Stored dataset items

>>>>>

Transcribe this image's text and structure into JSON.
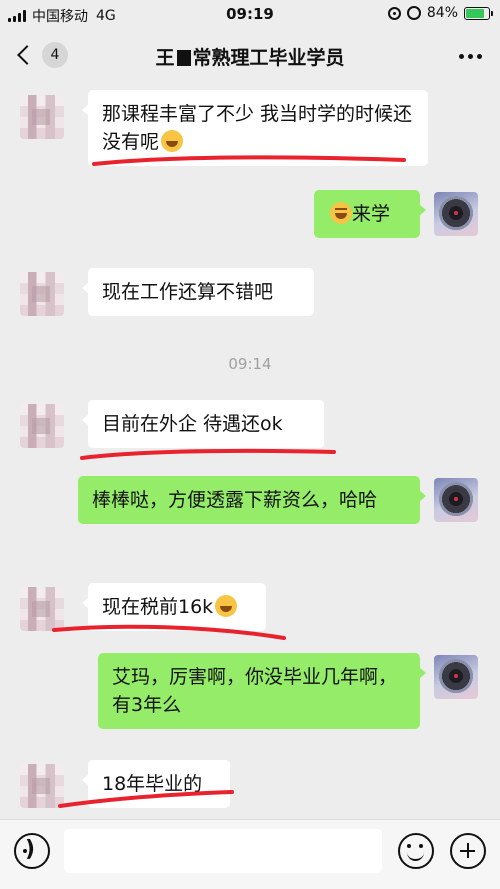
{
  "status_bar": {
    "carrier": "中国移动",
    "network": "4G",
    "time": "09:19",
    "battery_percent": "84%",
    "battery_level": 0.84
  },
  "nav": {
    "unread_count": "4",
    "title_prefix": "王",
    "title_suffix": "常熟理工毕业学员"
  },
  "messages": [
    {
      "from": "contact",
      "text": "那课程丰富了不少 我当时学的时候还没有呢",
      "emoji": "laughing-emoji"
    },
    {
      "from": "me",
      "text": "来学",
      "emoji": "wink-emoji"
    },
    {
      "from": "contact",
      "text": "现在工作还算不错吧"
    },
    {
      "from": "contact",
      "text": "目前在外企 待遇还ok"
    },
    {
      "from": "me",
      "text": "棒棒哒，方便透露下薪资么，哈哈"
    },
    {
      "from": "contact",
      "text": "现在税前16k",
      "emoji": "laughing-emoji"
    },
    {
      "from": "me",
      "text": "艾玛，厉害啊，你没毕业几年啊，有3年么"
    },
    {
      "from": "contact",
      "text": "18年毕业的"
    }
  ],
  "timestamp": "09:14",
  "colors": {
    "chat_background": "#ededed",
    "outgoing_bubble": "#95ec69",
    "incoming_bubble": "#ffffff",
    "annotation_red": "#e8232e"
  },
  "icons": [
    "back-chevron-icon",
    "more-icon",
    "voice-icon",
    "emoji-icon",
    "plus-icon",
    "signal-icon",
    "rotation-lock-icon",
    "alarm-icon",
    "battery-icon"
  ]
}
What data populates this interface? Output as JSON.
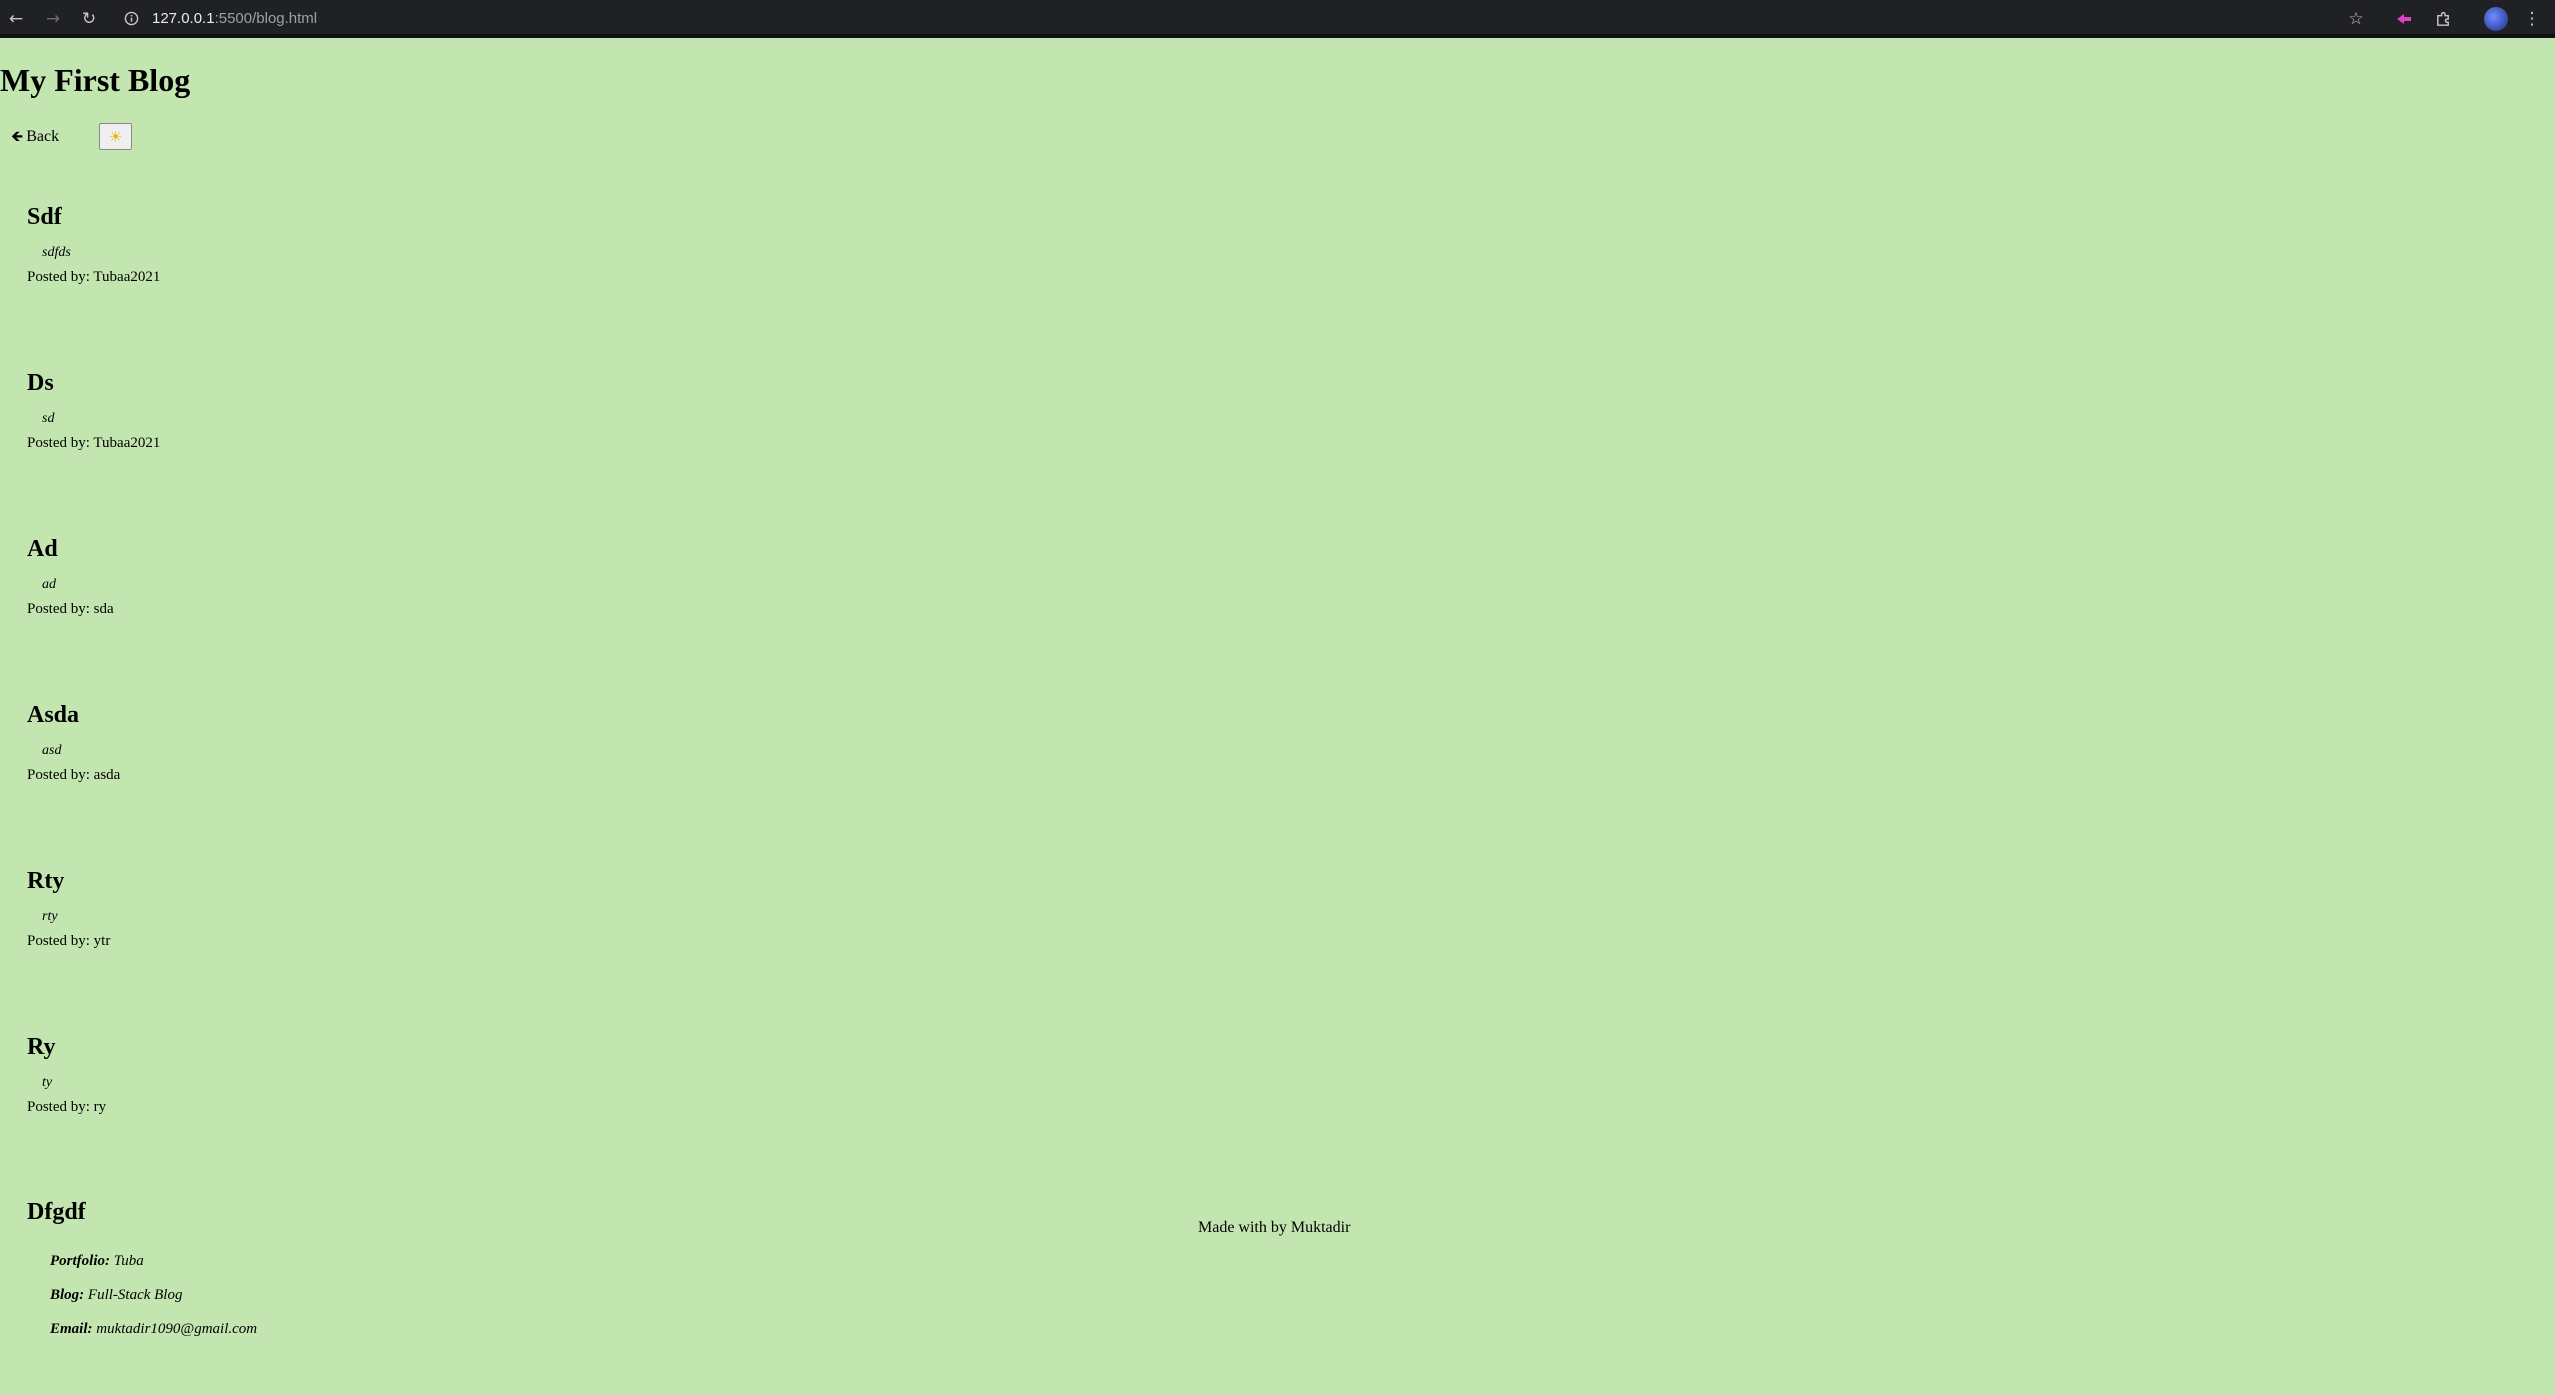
{
  "browser": {
    "url_host": "127.0.0.1",
    "url_path": ":5500/blog.html",
    "icons": [
      "back-arrow-icon",
      "forward-arrow-icon",
      "reload-icon",
      "site-info-icon",
      "bookmark-star-icon",
      "extension-icon",
      "puzzle-icon",
      "profile-avatar",
      "kebab-menu-icon"
    ]
  },
  "page": {
    "title": "My First Blog",
    "back_label": "Back",
    "theme_toggle_icon": "sun-icon"
  },
  "posts": [
    {
      "title": "Sdf",
      "body": "sdfds",
      "author": "Posted by: Tubaa2021"
    },
    {
      "title": "Ds",
      "body": "sd",
      "author": "Posted by: Tubaa2021"
    },
    {
      "title": "Ad",
      "body": "ad",
      "author": "Posted by: sda"
    },
    {
      "title": "Asda",
      "body": "asd",
      "author": "Posted by: asda"
    },
    {
      "title": "Rty",
      "body": "rty",
      "author": "Posted by: ytr"
    },
    {
      "title": "Ry",
      "body": "ty",
      "author": "Posted by: ry"
    },
    {
      "title": "Dfgdf"
    }
  ],
  "footer": {
    "credit": "Made with by Muktadir",
    "portfolio_label": "Portfolio:",
    "portfolio_value": "Tuba",
    "blog_label": "Blog:",
    "blog_value": "Full-Stack Blog",
    "email_label": "Email:",
    "email_value": "muktadir1090@gmail.com"
  },
  "colors": {
    "page_background": "#c3e6b1",
    "chrome_background": "#202124"
  }
}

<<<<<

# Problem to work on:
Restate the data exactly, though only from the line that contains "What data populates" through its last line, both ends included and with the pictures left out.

# Solution below:
What data populates this interface? Output as JSON.
{
  "browser": {
    "url_host": "127.0.0.1",
    "url_path": ":5500/blog.html",
    "icons": [
      "back-arrow-icon",
      "forward-arrow-icon",
      "reload-icon",
      "site-info-icon",
      "bookmark-star-icon",
      "extension-icon",
      "puzzle-icon",
      "profile-avatar",
      "kebab-menu-icon"
    ]
  },
  "page": {
    "title": "My First Blog",
    "back_label": "Back",
    "theme_toggle_icon": "sun-icon"
  },
  "posts": [
    {
      "title": "Sdf",
      "body": "sdfds",
      "author": "Posted by: Tubaa2021"
    },
    {
      "title": "Ds",
      "body": "sd",
      "author": "Posted by: Tubaa2021"
    },
    {
      "title": "Ad",
      "body": "ad",
      "author": "Posted by: sda"
    },
    {
      "title": "Asda",
      "body": "asd",
      "author": "Posted by: asda"
    },
    {
      "title": "Rty",
      "body": "rty",
      "author": "Posted by: ytr"
    },
    {
      "title": "Ry",
      "body": "ty",
      "author": "Posted by: ry"
    },
    {
      "title": "Dfgdf"
    }
  ],
  "footer": {
    "credit": "Made with by Muktadir",
    "portfolio_label": "Portfolio:",
    "portfolio_value": "Tuba",
    "blog_label": "Blog:",
    "blog_value": "Full-Stack Blog",
    "email_label": "Email:",
    "email_value": "muktadir1090@gmail.com"
  },
  "colors": {
    "page_background": "#c3e6b1",
    "chrome_background": "#202124"
  }
}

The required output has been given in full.